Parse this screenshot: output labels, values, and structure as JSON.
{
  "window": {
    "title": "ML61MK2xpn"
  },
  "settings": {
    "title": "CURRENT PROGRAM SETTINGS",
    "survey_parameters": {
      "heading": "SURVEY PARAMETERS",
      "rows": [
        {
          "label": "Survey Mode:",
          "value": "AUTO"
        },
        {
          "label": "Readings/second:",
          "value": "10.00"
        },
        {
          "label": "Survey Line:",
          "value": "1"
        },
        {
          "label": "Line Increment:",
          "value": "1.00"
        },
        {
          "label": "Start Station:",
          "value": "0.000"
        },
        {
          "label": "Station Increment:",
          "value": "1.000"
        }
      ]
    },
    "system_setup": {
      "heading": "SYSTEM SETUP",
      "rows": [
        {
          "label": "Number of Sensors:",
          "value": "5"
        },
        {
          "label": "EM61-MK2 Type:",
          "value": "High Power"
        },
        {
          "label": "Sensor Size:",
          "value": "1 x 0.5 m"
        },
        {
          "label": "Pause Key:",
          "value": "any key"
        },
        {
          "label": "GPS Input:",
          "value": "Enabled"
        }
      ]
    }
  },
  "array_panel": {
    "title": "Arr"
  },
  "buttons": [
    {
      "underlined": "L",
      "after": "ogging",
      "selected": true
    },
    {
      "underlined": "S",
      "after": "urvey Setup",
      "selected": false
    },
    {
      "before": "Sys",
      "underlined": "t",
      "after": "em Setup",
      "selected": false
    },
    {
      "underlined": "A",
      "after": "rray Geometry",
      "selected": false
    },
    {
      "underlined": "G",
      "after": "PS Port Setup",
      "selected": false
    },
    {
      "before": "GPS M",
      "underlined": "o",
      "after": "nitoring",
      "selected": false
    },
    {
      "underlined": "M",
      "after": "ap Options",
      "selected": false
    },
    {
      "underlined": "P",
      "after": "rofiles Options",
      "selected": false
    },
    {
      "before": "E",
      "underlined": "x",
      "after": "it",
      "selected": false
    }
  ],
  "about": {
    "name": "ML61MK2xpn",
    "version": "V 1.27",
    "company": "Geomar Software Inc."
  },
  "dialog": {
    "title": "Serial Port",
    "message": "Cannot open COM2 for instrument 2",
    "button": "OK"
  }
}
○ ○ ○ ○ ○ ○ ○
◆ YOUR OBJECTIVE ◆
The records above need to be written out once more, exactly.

◆ SOLUTION ◆
Parse this screenshot: output labels, values, and structure as JSON.
{
  "window": {
    "title": "ML61MK2xpn"
  },
  "settings": {
    "title": "CURRENT PROGRAM SETTINGS",
    "survey_parameters": {
      "heading": "SURVEY PARAMETERS",
      "rows": [
        {
          "label": "Survey Mode:",
          "value": "AUTO"
        },
        {
          "label": "Readings/second:",
          "value": "10.00"
        },
        {
          "label": "Survey Line:",
          "value": "1"
        },
        {
          "label": "Line Increment:",
          "value": "1.00"
        },
        {
          "label": "Start Station:",
          "value": "0.000"
        },
        {
          "label": "Station Increment:",
          "value": "1.000"
        }
      ]
    },
    "system_setup": {
      "heading": "SYSTEM SETUP",
      "rows": [
        {
          "label": "Number of Sensors:",
          "value": "5"
        },
        {
          "label": "EM61-MK2 Type:",
          "value": "High Power"
        },
        {
          "label": "Sensor Size:",
          "value": "1 x 0.5 m"
        },
        {
          "label": "Pause Key:",
          "value": "any key"
        },
        {
          "label": "GPS Input:",
          "value": "Enabled"
        }
      ]
    }
  },
  "array_panel": {
    "title": "Arr"
  },
  "buttons": [
    {
      "underlined": "L",
      "after": "ogging",
      "selected": true
    },
    {
      "underlined": "S",
      "after": "urvey Setup",
      "selected": false
    },
    {
      "before": "Sys",
      "underlined": "t",
      "after": "em Setup",
      "selected": false
    },
    {
      "underlined": "A",
      "after": "rray Geometry",
      "selected": false
    },
    {
      "underlined": "G",
      "after": "PS Port Setup",
      "selected": false
    },
    {
      "before": "GPS M",
      "underlined": "o",
      "after": "nitoring",
      "selected": false
    },
    {
      "underlined": "M",
      "after": "ap Options",
      "selected": false
    },
    {
      "underlined": "P",
      "after": "rofiles Options",
      "selected": false
    },
    {
      "before": "E",
      "underlined": "x",
      "after": "it",
      "selected": false
    }
  ],
  "about": {
    "name": "ML61MK2xpn",
    "version": "V 1.27",
    "company": "Geomar Software Inc."
  },
  "dialog": {
    "title": "Serial Port",
    "message": "Cannot open COM2 for instrument 2",
    "button": "OK"
  }
}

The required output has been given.